Dr Diana Stojanovski
The University of Melbourne
Dysfunction in mitochondrial protein import and mitochondrial disease
Future development of treatments will, it is hoped, stem from this important research. The project aims to improve our understanding of mitochondrial biology, mitochondrial function and mitochondrial physiology in disease. This knowledge will have far reaching implications for many areas of mitochondrial research.
Mitochondrial diseases are clinically and genetically varied, with over 250 disease genes identified so far. Although many aspects of human mitochondrial biology are well understood, others such as mitochondrial protein import remain less defined. Dr Diana Stojanovski will lead a team of
experts to investigate how mitochondrial protein import dysfunction leads to mitochondrial disease (mito).
Expanding the understanding of the biology of mito will facilitate the creation of new models to uncover pathomechanisms overseeing mitochondrial disorders linked with protein dysfunction.
The mitochondrion is the cell’s power plant, where sugars from the food we eat are converted into energy that fuels our body. Inside the power plant is a workforce of ‘proteins’ that perform many critical functions of mitochondria. Mitochondrial protein import is the process through which mitochondrial proteins are delivered to and assembled correctly within mitochondria. If this process fails, energy production is affected, which has drastic implication on mitochondrial health and function.

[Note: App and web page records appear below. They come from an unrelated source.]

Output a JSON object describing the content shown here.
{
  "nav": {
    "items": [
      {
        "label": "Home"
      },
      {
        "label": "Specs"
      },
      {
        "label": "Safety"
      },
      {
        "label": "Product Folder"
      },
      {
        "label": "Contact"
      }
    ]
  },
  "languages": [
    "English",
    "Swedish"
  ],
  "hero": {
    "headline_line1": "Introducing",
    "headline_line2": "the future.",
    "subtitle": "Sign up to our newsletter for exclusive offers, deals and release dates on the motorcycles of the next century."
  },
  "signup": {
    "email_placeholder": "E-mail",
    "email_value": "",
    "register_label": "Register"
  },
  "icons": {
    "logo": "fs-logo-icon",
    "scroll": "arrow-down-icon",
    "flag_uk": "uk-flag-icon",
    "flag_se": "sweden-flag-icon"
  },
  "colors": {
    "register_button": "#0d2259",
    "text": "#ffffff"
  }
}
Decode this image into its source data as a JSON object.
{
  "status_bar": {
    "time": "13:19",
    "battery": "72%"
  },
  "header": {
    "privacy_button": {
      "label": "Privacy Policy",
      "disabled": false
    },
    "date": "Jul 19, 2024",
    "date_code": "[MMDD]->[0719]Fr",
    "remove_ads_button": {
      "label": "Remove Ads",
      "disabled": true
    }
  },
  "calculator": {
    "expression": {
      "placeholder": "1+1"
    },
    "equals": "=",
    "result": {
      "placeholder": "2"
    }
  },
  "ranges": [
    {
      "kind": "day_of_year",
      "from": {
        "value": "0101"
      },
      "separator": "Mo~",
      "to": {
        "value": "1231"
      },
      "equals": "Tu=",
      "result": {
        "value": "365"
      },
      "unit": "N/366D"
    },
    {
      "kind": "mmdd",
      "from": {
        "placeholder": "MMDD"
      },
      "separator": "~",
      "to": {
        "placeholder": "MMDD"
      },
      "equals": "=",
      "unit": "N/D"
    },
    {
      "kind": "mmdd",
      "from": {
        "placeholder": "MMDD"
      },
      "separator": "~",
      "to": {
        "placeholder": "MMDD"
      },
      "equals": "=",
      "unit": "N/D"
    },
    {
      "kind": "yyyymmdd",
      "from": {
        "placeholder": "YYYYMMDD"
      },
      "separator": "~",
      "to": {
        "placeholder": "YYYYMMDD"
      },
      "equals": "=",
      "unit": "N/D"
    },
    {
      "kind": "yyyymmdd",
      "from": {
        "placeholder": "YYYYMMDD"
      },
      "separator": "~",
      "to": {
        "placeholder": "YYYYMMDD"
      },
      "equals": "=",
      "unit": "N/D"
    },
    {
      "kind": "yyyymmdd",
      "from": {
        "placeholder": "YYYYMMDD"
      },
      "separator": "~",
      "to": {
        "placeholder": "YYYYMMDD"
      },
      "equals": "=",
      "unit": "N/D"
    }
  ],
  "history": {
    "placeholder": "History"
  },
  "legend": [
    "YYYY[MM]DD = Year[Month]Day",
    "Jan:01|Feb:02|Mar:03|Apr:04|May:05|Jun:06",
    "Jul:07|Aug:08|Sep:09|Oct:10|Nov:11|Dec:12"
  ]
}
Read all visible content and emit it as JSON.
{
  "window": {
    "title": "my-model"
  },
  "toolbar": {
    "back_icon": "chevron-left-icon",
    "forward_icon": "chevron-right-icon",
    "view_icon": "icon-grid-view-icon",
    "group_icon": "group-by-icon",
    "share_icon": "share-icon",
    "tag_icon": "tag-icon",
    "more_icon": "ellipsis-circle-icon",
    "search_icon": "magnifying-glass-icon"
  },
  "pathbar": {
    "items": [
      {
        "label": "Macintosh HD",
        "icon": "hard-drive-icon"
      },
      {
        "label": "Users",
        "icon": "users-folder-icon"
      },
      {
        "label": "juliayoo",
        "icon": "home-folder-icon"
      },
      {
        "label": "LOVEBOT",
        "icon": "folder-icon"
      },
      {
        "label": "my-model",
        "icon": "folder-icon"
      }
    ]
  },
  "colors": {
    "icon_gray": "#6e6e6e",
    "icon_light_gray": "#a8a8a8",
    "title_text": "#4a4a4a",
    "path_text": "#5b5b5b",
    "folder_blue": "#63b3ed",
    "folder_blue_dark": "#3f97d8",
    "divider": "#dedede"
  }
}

While investigating protein dysfunction, Dr Stojanovski hopes to identify new therapeutic targets for mito.
Through the training of students and personnel involved in the research, this project will expand research efforts in mitochondrial medicine.